Parliamentarians will launch an investigation into concussion in sport as scrutiny increases on the links between head injury and neurodegenerative diseases.
The digital, cultural, media and sports committee “will consider the scientific evidence of the links between head injury and dementia and how the risks could be mitigated” in two remote sessions, the first of which will take place on March 9. The news follows reports in The Guardian that revealed the extent of dementia among former rugby players.
In an interview with The Guardian, former England prostitute Steve Thompson revealed that he had early-onset dementia and probable chronic traumatic encephalopathy at the age of 42. He recalled experiencing repeated concussions when training as a professional in the early 1990s.
“In the old days it was kind of funny. If someone got hit on the head, it was, ‘Oh look at him, he had a belt. He’ll be up in a minute, ‘”he said. “You think how many specialists were out there watching that and not saying anything. They knew what was happening. And nothing was done about it. “
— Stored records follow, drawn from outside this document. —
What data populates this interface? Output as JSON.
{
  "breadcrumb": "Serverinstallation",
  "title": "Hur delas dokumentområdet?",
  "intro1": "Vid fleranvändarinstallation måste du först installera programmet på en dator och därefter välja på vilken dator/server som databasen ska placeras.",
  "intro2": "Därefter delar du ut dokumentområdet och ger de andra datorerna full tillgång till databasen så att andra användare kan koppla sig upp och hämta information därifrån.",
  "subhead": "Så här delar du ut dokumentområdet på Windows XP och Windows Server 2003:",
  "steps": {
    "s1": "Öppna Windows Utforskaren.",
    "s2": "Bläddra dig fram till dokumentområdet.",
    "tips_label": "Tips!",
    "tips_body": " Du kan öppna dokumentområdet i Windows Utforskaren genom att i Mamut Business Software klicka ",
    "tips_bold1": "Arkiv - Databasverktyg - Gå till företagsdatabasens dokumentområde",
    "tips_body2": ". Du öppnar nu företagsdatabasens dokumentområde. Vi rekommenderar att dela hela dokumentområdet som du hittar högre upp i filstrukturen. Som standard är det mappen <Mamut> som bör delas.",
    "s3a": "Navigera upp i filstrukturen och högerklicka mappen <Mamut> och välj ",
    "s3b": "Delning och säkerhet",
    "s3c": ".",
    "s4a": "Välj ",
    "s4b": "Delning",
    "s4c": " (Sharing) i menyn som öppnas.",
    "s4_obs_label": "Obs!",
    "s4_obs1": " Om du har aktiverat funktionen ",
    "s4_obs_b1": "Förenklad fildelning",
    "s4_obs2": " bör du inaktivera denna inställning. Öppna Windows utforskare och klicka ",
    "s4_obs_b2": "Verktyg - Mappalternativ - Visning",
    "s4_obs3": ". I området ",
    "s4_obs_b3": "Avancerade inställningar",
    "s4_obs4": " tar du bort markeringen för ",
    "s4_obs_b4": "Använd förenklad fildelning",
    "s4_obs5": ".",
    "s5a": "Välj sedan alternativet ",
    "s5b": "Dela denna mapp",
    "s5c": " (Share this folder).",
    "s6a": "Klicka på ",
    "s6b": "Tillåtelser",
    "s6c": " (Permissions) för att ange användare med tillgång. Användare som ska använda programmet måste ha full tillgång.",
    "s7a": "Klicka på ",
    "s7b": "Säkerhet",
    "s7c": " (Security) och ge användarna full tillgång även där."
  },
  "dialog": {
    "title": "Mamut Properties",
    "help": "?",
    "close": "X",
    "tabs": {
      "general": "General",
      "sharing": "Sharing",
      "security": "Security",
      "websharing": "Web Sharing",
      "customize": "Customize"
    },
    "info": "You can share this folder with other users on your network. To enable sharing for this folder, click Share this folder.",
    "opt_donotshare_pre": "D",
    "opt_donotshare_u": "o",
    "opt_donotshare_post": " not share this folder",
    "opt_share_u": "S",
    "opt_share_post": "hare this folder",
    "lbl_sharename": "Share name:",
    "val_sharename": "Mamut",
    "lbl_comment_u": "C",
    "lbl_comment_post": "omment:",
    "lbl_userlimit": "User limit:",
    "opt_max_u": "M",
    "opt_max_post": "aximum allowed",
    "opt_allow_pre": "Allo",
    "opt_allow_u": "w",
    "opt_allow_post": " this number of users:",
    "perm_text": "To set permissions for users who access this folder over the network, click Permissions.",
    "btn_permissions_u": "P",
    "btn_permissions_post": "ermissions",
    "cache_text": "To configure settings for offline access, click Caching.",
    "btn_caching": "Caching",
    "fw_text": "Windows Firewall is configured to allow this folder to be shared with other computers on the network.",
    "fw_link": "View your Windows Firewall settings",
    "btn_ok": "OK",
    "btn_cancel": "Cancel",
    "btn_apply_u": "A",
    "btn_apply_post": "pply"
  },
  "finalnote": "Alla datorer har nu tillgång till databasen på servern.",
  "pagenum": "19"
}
Thompson has called for regulation of rugby union to better protect players from concussions. In response, World Rugby, RFU and WRU issued a statement in December. “We have been deeply saddened to hear the courageous personal accounts of the former players. Rugby is a contact sport and while there is an element of risk in playing any sport, rugby takes the well-being of players extremely seriously and remains our number one priority. As a result of improved scientific knowledge, rugby has developed its approach to surveillance, education, management and prevention of concussions throughout the game. “
Other sports are introducing new rules for treating head injuries. In football, the Premier League and Football Association have introduced permanent concussion substitutes, allowing injured players to be removed from the game without the opposing team gaining an advantage.
The FA, together with the Association of Professional Soccer Players, is funding the FIELD study, which examines the links between professional soccer and dementia. However, there have been calls from across the sporting world for more research to better understand the risks athletes are taking.
Last month, the government organized two “virtual summits” that brought together several leading sports figures and heads of governing bodies to share experiences and best practices.
After the second summit, Sports Minister Nigel Huddleston said: “Encouraging progress is being made in our understanding of head injuries in sports with the important research that is being done.
“With the clear commitment to working together demonstrated by all governing bodies and healthcare professionals, I am confident that we will make rapid progress in improving the well-being of our present and future sports stars.”
The DCMS committee investigation will be conducted in parallel with government interventions.
George is Digismak’s reported cum editor with 13 years of experience in Journalism